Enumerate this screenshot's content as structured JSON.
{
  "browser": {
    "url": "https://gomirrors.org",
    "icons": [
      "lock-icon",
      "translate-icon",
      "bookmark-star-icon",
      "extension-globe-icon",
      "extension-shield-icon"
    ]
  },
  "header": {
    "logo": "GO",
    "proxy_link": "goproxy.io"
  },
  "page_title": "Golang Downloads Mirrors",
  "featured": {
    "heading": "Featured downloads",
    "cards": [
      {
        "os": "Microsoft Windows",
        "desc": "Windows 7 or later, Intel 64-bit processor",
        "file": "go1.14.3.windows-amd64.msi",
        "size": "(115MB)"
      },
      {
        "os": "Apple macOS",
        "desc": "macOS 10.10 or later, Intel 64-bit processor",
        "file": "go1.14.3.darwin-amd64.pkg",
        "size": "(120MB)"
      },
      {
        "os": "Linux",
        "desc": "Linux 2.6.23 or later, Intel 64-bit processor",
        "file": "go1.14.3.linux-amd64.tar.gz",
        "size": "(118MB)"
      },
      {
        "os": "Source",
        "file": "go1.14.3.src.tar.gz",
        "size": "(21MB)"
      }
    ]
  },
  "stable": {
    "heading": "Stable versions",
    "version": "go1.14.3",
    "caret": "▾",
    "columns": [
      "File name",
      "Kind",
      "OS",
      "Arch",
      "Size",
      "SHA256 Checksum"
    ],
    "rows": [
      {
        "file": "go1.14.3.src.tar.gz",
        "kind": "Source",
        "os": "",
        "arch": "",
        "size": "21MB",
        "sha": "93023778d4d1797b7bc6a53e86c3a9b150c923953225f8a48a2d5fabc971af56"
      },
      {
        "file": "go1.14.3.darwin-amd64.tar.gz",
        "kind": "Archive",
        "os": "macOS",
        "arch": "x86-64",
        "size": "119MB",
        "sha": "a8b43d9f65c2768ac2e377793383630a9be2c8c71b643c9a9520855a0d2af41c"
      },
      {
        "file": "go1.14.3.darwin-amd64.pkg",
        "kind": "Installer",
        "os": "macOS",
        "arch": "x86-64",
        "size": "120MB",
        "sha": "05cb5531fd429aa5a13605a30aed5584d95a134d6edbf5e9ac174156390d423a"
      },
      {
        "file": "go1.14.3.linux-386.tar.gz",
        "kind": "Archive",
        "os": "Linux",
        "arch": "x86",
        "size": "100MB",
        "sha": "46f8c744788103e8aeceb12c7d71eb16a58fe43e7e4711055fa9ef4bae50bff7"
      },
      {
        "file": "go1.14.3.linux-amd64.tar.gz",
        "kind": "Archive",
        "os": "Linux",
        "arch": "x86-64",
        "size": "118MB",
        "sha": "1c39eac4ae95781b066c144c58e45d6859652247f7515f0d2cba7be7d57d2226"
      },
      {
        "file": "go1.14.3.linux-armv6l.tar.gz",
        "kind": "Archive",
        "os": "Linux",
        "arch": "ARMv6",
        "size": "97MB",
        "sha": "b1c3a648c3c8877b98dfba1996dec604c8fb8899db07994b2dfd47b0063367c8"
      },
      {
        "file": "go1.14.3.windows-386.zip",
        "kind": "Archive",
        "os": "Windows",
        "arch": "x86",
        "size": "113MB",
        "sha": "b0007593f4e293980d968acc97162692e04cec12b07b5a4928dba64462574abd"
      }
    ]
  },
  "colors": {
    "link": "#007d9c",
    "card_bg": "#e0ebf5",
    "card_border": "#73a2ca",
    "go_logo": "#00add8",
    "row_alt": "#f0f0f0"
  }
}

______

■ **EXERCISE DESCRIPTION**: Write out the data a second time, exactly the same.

■ **SOLUTION TO THIS PROBLEM**:
Enumerate this screenshot's content as structured JSON.
{
  "browser": {
    "url": "https://gomirrors.org",
    "icons": [
      "lock-icon",
      "translate-icon",
      "bookmark-star-icon",
      "extension-globe-icon",
      "extension-shield-icon"
    ]
  },
  "header": {
    "logo": "GO",
    "proxy_link": "goproxy.io"
  },
  "page_title": "Golang Downloads Mirrors",
  "featured": {
    "heading": "Featured downloads",
    "cards": [
      {
        "os": "Microsoft Windows",
        "desc": "Windows 7 or later, Intel 64-bit processor",
        "file": "go1.14.3.windows-amd64.msi",
        "size": "(115MB)"
      },
      {
        "os": "Apple macOS",
        "desc": "macOS 10.10 or later, Intel 64-bit processor",
        "file": "go1.14.3.darwin-amd64.pkg",
        "size": "(120MB)"
      },
      {
        "os": "Linux",
        "desc": "Linux 2.6.23 or later, Intel 64-bit processor",
        "file": "go1.14.3.linux-amd64.tar.gz",
        "size": "(118MB)"
      },
      {
        "os": "Source",
        "file": "go1.14.3.src.tar.gz",
        "size": "(21MB)"
      }
    ]
  },
  "stable": {
    "heading": "Stable versions",
    "version": "go1.14.3",
    "caret": "▾",
    "columns": [
      "File name",
      "Kind",
      "OS",
      "Arch",
      "Size",
      "SHA256 Checksum"
    ],
    "rows": [
      {
        "file": "go1.14.3.src.tar.gz",
        "kind": "Source",
        "os": "",
        "arch": "",
        "size": "21MB",
        "sha": "93023778d4d1797b7bc6a53e86c3a9b150c923953225f8a48a2d5fabc971af56"
      },
      {
        "file": "go1.14.3.darwin-amd64.tar.gz",
        "kind": "Archive",
        "os": "macOS",
        "arch": "x86-64",
        "size": "119MB",
        "sha": "a8b43d9f65c2768ac2e377793383630a9be2c8c71b643c9a9520855a0d2af41c"
      },
      {
        "file": "go1.14.3.darwin-amd64.pkg",
        "kind": "Installer",
        "os": "macOS",
        "arch": "x86-64",
        "size": "120MB",
        "sha": "05cb5531fd429aa5a13605a30aed5584d95a134d6edbf5e9ac174156390d423a"
      },
      {
        "file": "go1.14.3.linux-386.tar.gz",
        "kind": "Archive",
        "os": "Linux",
        "arch": "x86",
        "size": "100MB",
        "sha": "46f8c744788103e8aeceb12c7d71eb16a58fe43e7e4711055fa9ef4bae50bff7"
      },
      {
        "file": "go1.14.3.linux-amd64.tar.gz",
        "kind": "Archive",
        "os": "Linux",
        "arch": "x86-64",
        "size": "118MB",
        "sha": "1c39eac4ae95781b066c144c58e45d6859652247f7515f0d2cba7be7d57d2226"
      },
      {
        "file": "go1.14.3.linux-armv6l.tar.gz",
        "kind": "Archive",
        "os": "Linux",
        "arch": "ARMv6",
        "size": "97MB",
        "sha": "b1c3a648c3c8877b98dfba1996dec604c8fb8899db07994b2dfd47b0063367c8"
      },
      {
        "file": "go1.14.3.windows-386.zip",
        "kind": "Archive",
        "os": "Windows",
        "arch": "x86",
        "size": "113MB",
        "sha": "b0007593f4e293980d968acc97162692e04cec12b07b5a4928dba64462574abd"
      }
    ]
  },
  "colors": {
    "link": "#007d9c",
    "card_bg": "#e0ebf5",
    "card_border": "#73a2ca",
    "go_logo": "#00add8",
    "row_alt": "#f0f0f0"
  }
}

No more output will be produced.